▶ [REQUIREMENT]:
Among the entries below, find all lines that include "broches" and copy them.

▶ [PROVIDED INFORMATION]:
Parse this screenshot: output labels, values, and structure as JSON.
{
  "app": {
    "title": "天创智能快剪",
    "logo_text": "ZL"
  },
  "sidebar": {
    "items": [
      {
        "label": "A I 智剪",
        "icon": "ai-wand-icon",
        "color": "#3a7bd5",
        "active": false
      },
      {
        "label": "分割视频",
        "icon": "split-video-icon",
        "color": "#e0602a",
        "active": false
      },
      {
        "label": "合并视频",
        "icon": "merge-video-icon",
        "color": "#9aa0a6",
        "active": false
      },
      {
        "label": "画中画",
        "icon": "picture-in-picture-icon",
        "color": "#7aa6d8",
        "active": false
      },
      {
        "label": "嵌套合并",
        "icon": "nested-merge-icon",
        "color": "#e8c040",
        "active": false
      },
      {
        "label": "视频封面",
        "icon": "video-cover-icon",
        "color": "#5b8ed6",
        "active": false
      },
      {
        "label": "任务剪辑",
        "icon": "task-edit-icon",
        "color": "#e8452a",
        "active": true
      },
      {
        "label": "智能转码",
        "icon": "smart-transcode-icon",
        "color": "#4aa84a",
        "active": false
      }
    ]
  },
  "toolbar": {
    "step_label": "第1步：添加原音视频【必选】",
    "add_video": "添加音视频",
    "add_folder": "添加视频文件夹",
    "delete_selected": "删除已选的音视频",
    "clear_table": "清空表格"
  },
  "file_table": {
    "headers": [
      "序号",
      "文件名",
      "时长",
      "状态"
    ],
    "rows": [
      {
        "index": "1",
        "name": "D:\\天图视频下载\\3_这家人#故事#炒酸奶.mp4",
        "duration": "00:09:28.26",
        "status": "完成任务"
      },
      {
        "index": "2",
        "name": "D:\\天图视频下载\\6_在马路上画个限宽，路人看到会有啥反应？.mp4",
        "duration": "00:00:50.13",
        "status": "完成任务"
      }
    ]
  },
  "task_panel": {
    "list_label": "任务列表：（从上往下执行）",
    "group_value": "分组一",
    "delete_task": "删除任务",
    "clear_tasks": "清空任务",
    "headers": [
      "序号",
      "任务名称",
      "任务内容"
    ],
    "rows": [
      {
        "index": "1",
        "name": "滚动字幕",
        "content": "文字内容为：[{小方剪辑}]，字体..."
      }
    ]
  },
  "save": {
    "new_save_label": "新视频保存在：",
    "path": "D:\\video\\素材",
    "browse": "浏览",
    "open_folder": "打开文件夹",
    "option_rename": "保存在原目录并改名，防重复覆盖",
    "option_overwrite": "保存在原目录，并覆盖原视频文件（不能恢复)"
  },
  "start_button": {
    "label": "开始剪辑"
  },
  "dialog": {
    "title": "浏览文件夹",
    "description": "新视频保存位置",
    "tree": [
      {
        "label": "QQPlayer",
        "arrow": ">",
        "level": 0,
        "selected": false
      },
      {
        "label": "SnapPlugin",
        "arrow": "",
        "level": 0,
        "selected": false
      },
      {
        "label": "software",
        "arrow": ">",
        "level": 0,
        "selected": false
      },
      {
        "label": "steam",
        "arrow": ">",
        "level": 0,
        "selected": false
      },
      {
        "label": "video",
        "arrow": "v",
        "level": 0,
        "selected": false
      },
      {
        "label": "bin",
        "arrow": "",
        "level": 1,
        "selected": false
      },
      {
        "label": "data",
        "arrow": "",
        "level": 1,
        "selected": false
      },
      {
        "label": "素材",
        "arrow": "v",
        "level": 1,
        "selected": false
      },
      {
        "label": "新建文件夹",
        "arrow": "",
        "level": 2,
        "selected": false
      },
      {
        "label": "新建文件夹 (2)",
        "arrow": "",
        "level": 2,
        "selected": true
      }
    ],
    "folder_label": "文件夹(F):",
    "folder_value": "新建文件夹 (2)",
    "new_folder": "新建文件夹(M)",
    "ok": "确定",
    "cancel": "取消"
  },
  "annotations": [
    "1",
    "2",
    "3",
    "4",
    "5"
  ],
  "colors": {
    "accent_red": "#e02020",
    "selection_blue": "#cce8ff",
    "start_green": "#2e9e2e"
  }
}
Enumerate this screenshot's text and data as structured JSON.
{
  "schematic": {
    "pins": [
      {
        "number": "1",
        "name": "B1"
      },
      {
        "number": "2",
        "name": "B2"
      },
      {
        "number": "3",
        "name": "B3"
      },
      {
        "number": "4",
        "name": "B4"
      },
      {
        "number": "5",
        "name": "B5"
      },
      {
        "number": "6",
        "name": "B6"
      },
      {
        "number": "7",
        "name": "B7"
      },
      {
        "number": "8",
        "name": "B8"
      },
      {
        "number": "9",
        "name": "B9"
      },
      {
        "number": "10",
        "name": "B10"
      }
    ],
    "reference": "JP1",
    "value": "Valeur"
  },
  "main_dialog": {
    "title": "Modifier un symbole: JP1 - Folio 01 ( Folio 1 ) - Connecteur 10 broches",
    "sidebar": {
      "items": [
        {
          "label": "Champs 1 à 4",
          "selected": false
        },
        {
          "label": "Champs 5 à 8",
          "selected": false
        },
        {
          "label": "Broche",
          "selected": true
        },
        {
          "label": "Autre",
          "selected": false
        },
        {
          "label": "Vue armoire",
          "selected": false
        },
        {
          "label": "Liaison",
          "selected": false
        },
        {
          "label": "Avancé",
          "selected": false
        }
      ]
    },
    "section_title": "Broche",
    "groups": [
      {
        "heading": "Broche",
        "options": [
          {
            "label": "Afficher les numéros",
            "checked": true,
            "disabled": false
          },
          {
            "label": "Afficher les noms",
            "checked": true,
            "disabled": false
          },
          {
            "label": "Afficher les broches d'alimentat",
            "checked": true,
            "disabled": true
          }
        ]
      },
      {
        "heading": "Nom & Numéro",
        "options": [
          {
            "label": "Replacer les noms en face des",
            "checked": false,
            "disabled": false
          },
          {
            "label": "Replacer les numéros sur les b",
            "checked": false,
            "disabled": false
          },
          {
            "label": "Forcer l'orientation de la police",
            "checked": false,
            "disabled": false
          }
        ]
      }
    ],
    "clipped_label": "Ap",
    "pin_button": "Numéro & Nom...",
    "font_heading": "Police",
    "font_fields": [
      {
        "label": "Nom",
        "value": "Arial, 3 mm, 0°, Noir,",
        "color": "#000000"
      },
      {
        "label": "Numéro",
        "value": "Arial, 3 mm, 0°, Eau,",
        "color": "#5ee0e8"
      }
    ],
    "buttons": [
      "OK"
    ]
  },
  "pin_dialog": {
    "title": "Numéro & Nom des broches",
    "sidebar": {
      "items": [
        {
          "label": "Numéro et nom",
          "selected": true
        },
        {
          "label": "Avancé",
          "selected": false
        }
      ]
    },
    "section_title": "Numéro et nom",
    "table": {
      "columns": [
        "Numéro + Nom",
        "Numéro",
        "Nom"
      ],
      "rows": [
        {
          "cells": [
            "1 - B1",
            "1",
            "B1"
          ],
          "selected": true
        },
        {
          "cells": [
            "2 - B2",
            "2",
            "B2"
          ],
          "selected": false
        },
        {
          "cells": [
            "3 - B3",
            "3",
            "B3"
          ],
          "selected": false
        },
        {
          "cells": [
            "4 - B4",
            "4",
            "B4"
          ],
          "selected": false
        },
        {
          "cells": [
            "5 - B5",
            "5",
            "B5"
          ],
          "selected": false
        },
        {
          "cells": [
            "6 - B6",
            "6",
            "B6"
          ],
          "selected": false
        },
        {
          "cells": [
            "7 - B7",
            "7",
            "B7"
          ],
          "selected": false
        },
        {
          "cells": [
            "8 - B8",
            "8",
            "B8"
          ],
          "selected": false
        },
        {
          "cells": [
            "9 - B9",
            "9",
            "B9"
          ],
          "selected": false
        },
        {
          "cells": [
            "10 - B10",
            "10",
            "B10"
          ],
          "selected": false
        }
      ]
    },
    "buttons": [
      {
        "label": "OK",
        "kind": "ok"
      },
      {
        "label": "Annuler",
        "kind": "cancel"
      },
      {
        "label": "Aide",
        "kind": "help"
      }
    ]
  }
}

▶ [WRITTEN ANSWER]:
    "title": "Modifier un symbole: JP1 - Folio 01 ( Folio 1 ) - Connecteur 10 broches",
            "label": "Afficher les broches d'alimentat",
    "title": "Numéro & Nom des broches",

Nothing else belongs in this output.